### TASK OBJECTIVE
Output each record exactly. Leave none out.
[SOURCE INFORMATION]
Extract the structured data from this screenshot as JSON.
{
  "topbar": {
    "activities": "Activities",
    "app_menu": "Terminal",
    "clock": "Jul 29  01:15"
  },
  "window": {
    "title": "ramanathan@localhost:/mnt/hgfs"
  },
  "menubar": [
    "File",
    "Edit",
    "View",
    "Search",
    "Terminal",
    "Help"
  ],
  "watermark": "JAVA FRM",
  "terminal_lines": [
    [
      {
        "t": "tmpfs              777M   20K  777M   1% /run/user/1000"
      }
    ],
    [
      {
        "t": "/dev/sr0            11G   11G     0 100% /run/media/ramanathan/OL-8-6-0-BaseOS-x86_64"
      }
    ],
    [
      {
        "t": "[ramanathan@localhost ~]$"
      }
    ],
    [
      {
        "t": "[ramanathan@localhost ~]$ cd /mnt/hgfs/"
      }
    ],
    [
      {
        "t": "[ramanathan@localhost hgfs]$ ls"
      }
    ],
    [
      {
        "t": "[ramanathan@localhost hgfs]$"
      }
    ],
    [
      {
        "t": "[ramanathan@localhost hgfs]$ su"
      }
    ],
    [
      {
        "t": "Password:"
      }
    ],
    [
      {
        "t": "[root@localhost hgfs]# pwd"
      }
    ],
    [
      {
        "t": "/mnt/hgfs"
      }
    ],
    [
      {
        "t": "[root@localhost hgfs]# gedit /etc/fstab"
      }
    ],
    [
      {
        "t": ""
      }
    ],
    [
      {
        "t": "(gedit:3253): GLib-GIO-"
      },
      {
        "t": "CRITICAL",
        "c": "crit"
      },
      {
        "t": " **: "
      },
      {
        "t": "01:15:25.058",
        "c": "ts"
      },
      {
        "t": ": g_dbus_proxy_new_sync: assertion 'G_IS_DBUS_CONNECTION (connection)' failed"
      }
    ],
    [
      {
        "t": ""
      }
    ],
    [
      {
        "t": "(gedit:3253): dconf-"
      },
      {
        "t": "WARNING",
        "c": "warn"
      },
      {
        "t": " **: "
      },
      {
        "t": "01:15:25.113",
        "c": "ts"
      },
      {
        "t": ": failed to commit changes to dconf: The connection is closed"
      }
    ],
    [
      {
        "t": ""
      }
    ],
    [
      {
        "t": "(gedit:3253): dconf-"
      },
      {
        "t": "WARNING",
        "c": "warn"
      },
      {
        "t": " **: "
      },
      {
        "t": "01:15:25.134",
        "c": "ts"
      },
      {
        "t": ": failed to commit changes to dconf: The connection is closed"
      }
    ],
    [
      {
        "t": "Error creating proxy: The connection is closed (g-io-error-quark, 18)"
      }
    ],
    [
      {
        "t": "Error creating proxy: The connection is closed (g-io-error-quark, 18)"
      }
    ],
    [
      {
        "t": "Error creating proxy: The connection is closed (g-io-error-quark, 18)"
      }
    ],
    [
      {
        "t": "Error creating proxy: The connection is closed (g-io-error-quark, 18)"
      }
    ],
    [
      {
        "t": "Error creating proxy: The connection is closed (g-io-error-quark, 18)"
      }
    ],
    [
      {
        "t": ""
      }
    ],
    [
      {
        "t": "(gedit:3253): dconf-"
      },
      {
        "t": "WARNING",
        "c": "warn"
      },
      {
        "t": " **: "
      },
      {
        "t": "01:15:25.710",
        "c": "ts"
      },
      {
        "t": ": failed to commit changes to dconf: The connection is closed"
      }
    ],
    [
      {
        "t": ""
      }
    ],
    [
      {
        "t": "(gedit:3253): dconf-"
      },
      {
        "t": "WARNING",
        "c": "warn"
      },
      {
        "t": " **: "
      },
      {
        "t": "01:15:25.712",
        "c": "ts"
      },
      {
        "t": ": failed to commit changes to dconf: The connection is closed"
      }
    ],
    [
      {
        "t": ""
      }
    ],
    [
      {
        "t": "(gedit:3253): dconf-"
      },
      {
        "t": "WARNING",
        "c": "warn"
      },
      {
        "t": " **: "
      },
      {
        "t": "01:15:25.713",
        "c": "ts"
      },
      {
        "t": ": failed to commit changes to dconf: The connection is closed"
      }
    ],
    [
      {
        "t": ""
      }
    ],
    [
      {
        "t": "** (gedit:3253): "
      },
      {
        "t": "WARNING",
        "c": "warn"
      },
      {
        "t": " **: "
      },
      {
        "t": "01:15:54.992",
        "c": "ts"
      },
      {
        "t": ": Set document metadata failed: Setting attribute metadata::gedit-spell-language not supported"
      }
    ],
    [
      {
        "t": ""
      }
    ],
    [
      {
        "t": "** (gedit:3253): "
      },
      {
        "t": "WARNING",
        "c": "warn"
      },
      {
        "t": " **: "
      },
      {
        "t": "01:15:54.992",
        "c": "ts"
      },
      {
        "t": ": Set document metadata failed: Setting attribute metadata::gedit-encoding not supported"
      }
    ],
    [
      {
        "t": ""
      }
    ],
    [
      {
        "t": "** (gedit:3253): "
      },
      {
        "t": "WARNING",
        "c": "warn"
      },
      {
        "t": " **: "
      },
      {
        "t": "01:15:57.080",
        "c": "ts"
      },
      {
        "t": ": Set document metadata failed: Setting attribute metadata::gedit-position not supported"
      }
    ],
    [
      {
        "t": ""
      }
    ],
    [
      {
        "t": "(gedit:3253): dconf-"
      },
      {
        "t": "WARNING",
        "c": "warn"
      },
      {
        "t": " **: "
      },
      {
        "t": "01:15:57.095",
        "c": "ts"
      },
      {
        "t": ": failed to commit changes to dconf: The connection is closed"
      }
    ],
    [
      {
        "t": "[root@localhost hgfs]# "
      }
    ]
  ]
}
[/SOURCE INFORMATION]
### RESPONSE TO THIS EXERCISE
Extract the structured data from this screenshot as JSON.
{
  "topbar": {
    "activities": "Activities",
    "app_menu": "Terminal",
    "clock": "Jul 29  01:15"
  },
  "window": {
    "title": "ramanathan@localhost:/mnt/hgfs"
  },
  "menubar": [
    "File",
    "Edit",
    "View",
    "Search",
    "Terminal",
    "Help"
  ],
  "watermark": "JAVA FRM",
  "terminal_lines": [
    [
      {
        "t": "tmpfs              777M   20K  777M   1% /run/user/1000"
      }
    ],
    [
      {
        "t": "/dev/sr0            11G   11G     0 100% /run/media/ramanathan/OL-8-6-0-BaseOS-x86_64"
      }
    ],
    [
      {
        "t": "[ramanathan@localhost ~]$"
      }
    ],
    [
      {
        "t": "[ramanathan@localhost ~]$ cd /mnt/hgfs/"
      }
    ],
    [
      {
        "t": "[ramanathan@localhost hgfs]$ ls"
      }
    ],
    [
      {
        "t": "[ramanathan@localhost hgfs]$"
      }
    ],
    [
      {
        "t": "[ramanathan@localhost hgfs]$ su"
      }
    ],
    [
      {
        "t": "Password:"
      }
    ],
    [
      {
        "t": "[root@localhost hgfs]# pwd"
      }
    ],
    [
      {
        "t": "/mnt/hgfs"
      }
    ],
    [
      {
        "t": "[root@localhost hgfs]# gedit /etc/fstab"
      }
    ],
    [
      {
        "t": ""
      }
    ],
    [
      {
        "t": "(gedit:3253): GLib-GIO-"
      },
      {
        "t": "CRITICAL",
        "c": "crit"
      },
      {
        "t": " **: "
      },
      {
        "t": "01:15:25.058",
        "c": "ts"
      },
      {
        "t": ": g_dbus_proxy_new_sync: assertion 'G_IS_DBUS_CONNECTION (connection)' failed"
      }
    ],
    [
      {
        "t": ""
      }
    ],
    [
      {
        "t": "(gedit:3253): dconf-"
      },
      {
        "t": "WARNING",
        "c": "warn"
      },
      {
        "t": " **: "
      },
      {
        "t": "01:15:25.113",
        "c": "ts"
      },
      {
        "t": ": failed to commit changes to dconf: The connection is closed"
      }
    ],
    [
      {
        "t": ""
      }
    ],
    [
      {
        "t": "(gedit:3253): dconf-"
      },
      {
        "t": "WARNING",
        "c": "warn"
      },
      {
        "t": " **: "
      },
      {
        "t": "01:15:25.134",
        "c": "ts"
      },
      {
        "t": ": failed to commit changes to dconf: The connection is closed"
      }
    ],
    [
      {
        "t": "Error creating proxy: The connection is closed (g-io-error-quark, 18)"
      }
    ],
    [
      {
        "t": "Error creating proxy: The connection is closed (g-io-error-quark, 18)"
      }
    ],
    [
      {
        "t": "Error creating proxy: The connection is closed (g-io-error-quark, 18)"
      }
    ],
    [
      {
        "t": "Error creating proxy: The connection is closed (g-io-error-quark, 18)"
      }
    ],
    [
      {
        "t": "Error creating proxy: The connection is closed (g-io-error-quark, 18)"
      }
    ],
    [
      {
        "t": ""
      }
    ],
    [
      {
        "t": "(gedit:3253): dconf-"
      },
      {
        "t": "WARNING",
        "c": "warn"
      },
      {
        "t": " **: "
      },
      {
        "t": "01:15:25.710",
        "c": "ts"
      },
      {
        "t": ": failed to commit changes to dconf: The connection is closed"
      }
    ],
    [
      {
        "t": ""
      }
    ],
    [
      {
        "t": "(gedit:3253): dconf-"
      },
      {
        "t": "WARNING",
        "c": "warn"
      },
      {
        "t": " **: "
      },
      {
        "t": "01:15:25.712",
        "c": "ts"
      },
      {
        "t": ": failed to commit changes to dconf: The connection is closed"
      }
    ],
    [
      {
        "t": ""
      }
    ],
    [
      {
        "t": "(gedit:3253): dconf-"
      },
      {
        "t": "WARNING",
        "c": "warn"
      },
      {
        "t": " **: "
      },
      {
        "t": "01:15:25.713",
        "c": "ts"
      },
      {
        "t": ": failed to commit changes to dconf: The connection is closed"
      }
    ],
    [
      {
        "t": ""
      }
    ],
    [
      {
        "t": "** (gedit:3253): "
      },
      {
        "t": "WARNING",
        "c": "warn"
      },
      {
        "t": " **: "
      },
      {
        "t": "01:15:54.992",
        "c": "ts"
      },
      {
        "t": ": Set document metadata failed: Setting attribute metadata::gedit-spell-language not supported"
      }
    ],
    [
      {
        "t": ""
      }
    ],
    [
      {
        "t": "** (gedit:3253): "
      },
      {
        "t": "WARNING",
        "c": "warn"
      },
      {
        "t": " **: "
      },
      {
        "t": "01:15:54.992",
        "c": "ts"
      },
      {
        "t": ": Set document metadata failed: Setting attribute metadata::gedit-encoding not supported"
      }
    ],
    [
      {
        "t": ""
      }
    ],
    [
      {
        "t": "** (gedit:3253): "
      },
      {
        "t": "WARNING",
        "c": "warn"
      },
      {
        "t": " **: "
      },
      {
        "t": "01:15:57.080",
        "c": "ts"
      },
      {
        "t": ": Set document metadata failed: Setting attribute metadata::gedit-position not supported"
      }
    ],
    [
      {
        "t": ""
      }
    ],
    [
      {
        "t": "(gedit:3253): dconf-"
      },
      {
        "t": "WARNING",
        "c": "warn"
      },
      {
        "t": " **: "
      },
      {
        "t": "01:15:57.095",
        "c": "ts"
      },
      {
        "t": ": failed to commit changes to dconf: The connection is closed"
      }
    ],
    [
      {
        "t": "[root@localhost hgfs]# "
      }
    ]
  ]
}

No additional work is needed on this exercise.